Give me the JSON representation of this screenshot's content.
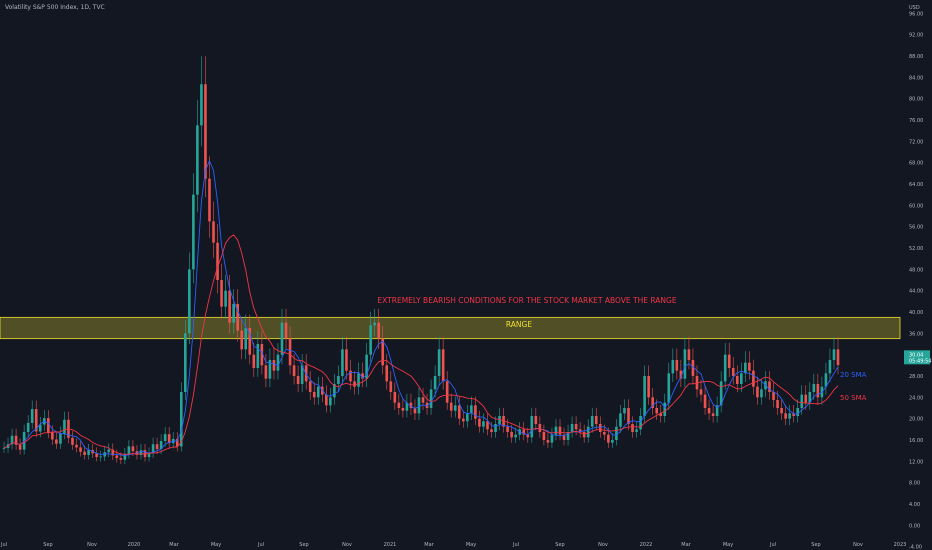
{
  "chart_data": {
    "type": "candlestick",
    "title": "Volatility S&P 500 Index, 1D, TVC",
    "currency": "USD",
    "ylim": [
      -2,
      97
    ],
    "yticks": [
      "96.00",
      "92.00",
      "88.00",
      "84.00",
      "80.00",
      "76.00",
      "72.00",
      "68.00",
      "64.00",
      "60.00",
      "56.00",
      "52.00",
      "48.00",
      "44.00",
      "40.00",
      "36.00",
      "32.00",
      "28.00",
      "24.00",
      "20.00",
      "16.00",
      "12.00",
      "8.00",
      "4.00",
      "0.00",
      "-4.00"
    ],
    "xticks": [
      "Jul",
      "Sep",
      "Nov",
      "2020",
      "Mar",
      "May",
      "Jul",
      "Sep",
      "Nov",
      "2021",
      "Mar",
      "May",
      "Jul",
      "Sep",
      "Nov",
      "2022",
      "Mar",
      "May",
      "Jul",
      "Sep",
      "Nov",
      "2023"
    ],
    "last_price": "30.04",
    "countdown": "05:49:54",
    "range_band": [
      35,
      39
    ],
    "range_label": "RANGE",
    "headline": "EXTREMELY BEARISH CONDITIONS FOR THE STOCK MARKET ABOVE THE RANGE",
    "sma20_label": "20 SMA",
    "sma50_label": "50 SMA",
    "series": [
      {
        "name": "20 SMA",
        "color": "#2962ff"
      },
      {
        "name": "50 SMA",
        "color": "#f23645"
      }
    ],
    "colors": {
      "up": "#26a69a",
      "down": "#ef5350",
      "band": "#f0e130",
      "bg": "#131722"
    },
    "close": [
      14.5,
      15.2,
      16.8,
      15.1,
      14.2,
      17.5,
      19.2,
      21.8,
      17.6,
      18.9,
      20.1,
      17.4,
      16.1,
      15.3,
      17.2,
      19.8,
      16.4,
      15.1,
      14.6,
      13.8,
      13.2,
      14.1,
      13.5,
      12.8,
      12.9,
      13.7,
      14.2,
      13.1,
      12.6,
      12.3,
      13.4,
      14.8,
      13.9,
      13.2,
      14.1,
      12.8,
      13.5,
      15.2,
      14.3,
      15.8,
      17.1,
      15.4,
      16.2,
      14.8,
      25.0,
      36.0,
      48.0,
      62.0,
      75.0,
      82.7,
      65.0,
      57.0,
      53.0,
      46.0,
      41.0,
      44.0,
      38.0,
      41.5,
      36.5,
      33.0,
      37.0,
      32.0,
      29.5,
      34.0,
      30.0,
      27.5,
      31.0,
      29.0,
      32.0,
      38.0,
      35.0,
      30.0,
      28.0,
      26.5,
      30.0,
      27.0,
      25.0,
      24.0,
      26.0,
      24.5,
      22.5,
      24.0,
      26.5,
      28.0,
      33.0,
      29.0,
      27.0,
      26.0,
      28.5,
      27.5,
      32.0,
      37.5,
      38.0,
      35.0,
      30.0,
      27.0,
      25.0,
      23.0,
      22.0,
      21.5,
      23.0,
      22.0,
      21.0,
      24.0,
      23.0,
      22.0,
      25.5,
      28.0,
      33.0,
      27.0,
      23.0,
      21.5,
      22.5,
      20.0,
      19.5,
      21.0,
      22.5,
      20.0,
      18.5,
      19.5,
      18.0,
      17.5,
      19.0,
      20.5,
      18.5,
      17.5,
      16.5,
      17.0,
      18.0,
      17.0,
      16.5,
      20.5,
      19.0,
      17.5,
      16.0,
      15.5,
      17.0,
      18.5,
      17.0,
      16.0,
      17.5,
      19.0,
      18.0,
      17.5,
      16.5,
      18.5,
      20.5,
      19.0,
      17.5,
      17.0,
      15.5,
      16.0,
      18.5,
      21.0,
      22.0,
      19.0,
      17.5,
      18.0,
      20.5,
      28.0,
      24.0,
      22.0,
      21.0,
      20.5,
      23.0,
      28.5,
      31.0,
      29.0,
      27.5,
      33.0,
      31.0,
      28.0,
      25.5,
      24.5,
      22.0,
      21.0,
      20.5,
      22.5,
      27.0,
      32.0,
      29.5,
      28.0,
      26.5,
      28.5,
      30.5,
      29.0,
      26.0,
      24.0,
      25.5,
      27.0,
      25.0,
      23.5,
      22.0,
      21.0,
      20.0,
      21.0,
      20.5,
      22.0,
      24.5,
      23.0,
      25.0,
      26.5,
      24.0,
      26.0,
      28.5,
      31.0,
      33.0,
      30.04
    ]
  }
}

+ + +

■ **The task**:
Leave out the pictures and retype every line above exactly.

■ **Solution to this task**:
Give me the JSON representation of this screenshot's content.
{
  "chart_data": {
    "type": "candlestick",
    "title": "Volatility S&P 500 Index, 1D, TVC",
    "currency": "USD",
    "ylim": [
      -2,
      97
    ],
    "yticks": [
      "96.00",
      "92.00",
      "88.00",
      "84.00",
      "80.00",
      "76.00",
      "72.00",
      "68.00",
      "64.00",
      "60.00",
      "56.00",
      "52.00",
      "48.00",
      "44.00",
      "40.00",
      "36.00",
      "32.00",
      "28.00",
      "24.00",
      "20.00",
      "16.00",
      "12.00",
      "8.00",
      "4.00",
      "0.00",
      "-4.00"
    ],
    "xticks": [
      "Jul",
      "Sep",
      "Nov",
      "2020",
      "Mar",
      "May",
      "Jul",
      "Sep",
      "Nov",
      "2021",
      "Mar",
      "May",
      "Jul",
      "Sep",
      "Nov",
      "2022",
      "Mar",
      "May",
      "Jul",
      "Sep",
      "Nov",
      "2023"
    ],
    "last_price": "30.04",
    "countdown": "05:49:54",
    "range_band": [
      35,
      39
    ],
    "range_label": "RANGE",
    "headline": "EXTREMELY BEARISH CONDITIONS FOR THE STOCK MARKET ABOVE THE RANGE",
    "sma20_label": "20 SMA",
    "sma50_label": "50 SMA",
    "series": [
      {
        "name": "20 SMA",
        "color": "#2962ff"
      },
      {
        "name": "50 SMA",
        "color": "#f23645"
      }
    ],
    "colors": {
      "up": "#26a69a",
      "down": "#ef5350",
      "band": "#f0e130",
      "bg": "#131722"
    },
    "close": [
      14.5,
      15.2,
      16.8,
      15.1,
      14.2,
      17.5,
      19.2,
      21.8,
      17.6,
      18.9,
      20.1,
      17.4,
      16.1,
      15.3,
      17.2,
      19.8,
      16.4,
      15.1,
      14.6,
      13.8,
      13.2,
      14.1,
      13.5,
      12.8,
      12.9,
      13.7,
      14.2,
      13.1,
      12.6,
      12.3,
      13.4,
      14.8,
      13.9,
      13.2,
      14.1,
      12.8,
      13.5,
      15.2,
      14.3,
      15.8,
      17.1,
      15.4,
      16.2,
      14.8,
      25.0,
      36.0,
      48.0,
      62.0,
      75.0,
      82.7,
      65.0,
      57.0,
      53.0,
      46.0,
      41.0,
      44.0,
      38.0,
      41.5,
      36.5,
      33.0,
      37.0,
      32.0,
      29.5,
      34.0,
      30.0,
      27.5,
      31.0,
      29.0,
      32.0,
      38.0,
      35.0,
      30.0,
      28.0,
      26.5,
      30.0,
      27.0,
      25.0,
      24.0,
      26.0,
      24.5,
      22.5,
      24.0,
      26.5,
      28.0,
      33.0,
      29.0,
      27.0,
      26.0,
      28.5,
      27.5,
      32.0,
      37.5,
      38.0,
      35.0,
      30.0,
      27.0,
      25.0,
      23.0,
      22.0,
      21.5,
      23.0,
      22.0,
      21.0,
      24.0,
      23.0,
      22.0,
      25.5,
      28.0,
      33.0,
      27.0,
      23.0,
      21.5,
      22.5,
      20.0,
      19.5,
      21.0,
      22.5,
      20.0,
      18.5,
      19.5,
      18.0,
      17.5,
      19.0,
      20.5,
      18.5,
      17.5,
      16.5,
      17.0,
      18.0,
      17.0,
      16.5,
      20.5,
      19.0,
      17.5,
      16.0,
      15.5,
      17.0,
      18.5,
      17.0,
      16.0,
      17.5,
      19.0,
      18.0,
      17.5,
      16.5,
      18.5,
      20.5,
      19.0,
      17.5,
      17.0,
      15.5,
      16.0,
      18.5,
      21.0,
      22.0,
      19.0,
      17.5,
      18.0,
      20.5,
      28.0,
      24.0,
      22.0,
      21.0,
      20.5,
      23.0,
      28.5,
      31.0,
      29.0,
      27.5,
      33.0,
      31.0,
      28.0,
      25.5,
      24.5,
      22.0,
      21.0,
      20.5,
      22.5,
      27.0,
      32.0,
      29.5,
      28.0,
      26.5,
      28.5,
      30.5,
      29.0,
      26.0,
      24.0,
      25.5,
      27.0,
      25.0,
      23.5,
      22.0,
      21.0,
      20.0,
      21.0,
      20.5,
      22.0,
      24.5,
      23.0,
      25.0,
      26.5,
      24.0,
      26.0,
      28.5,
      31.0,
      33.0,
      30.04
    ]
  }
}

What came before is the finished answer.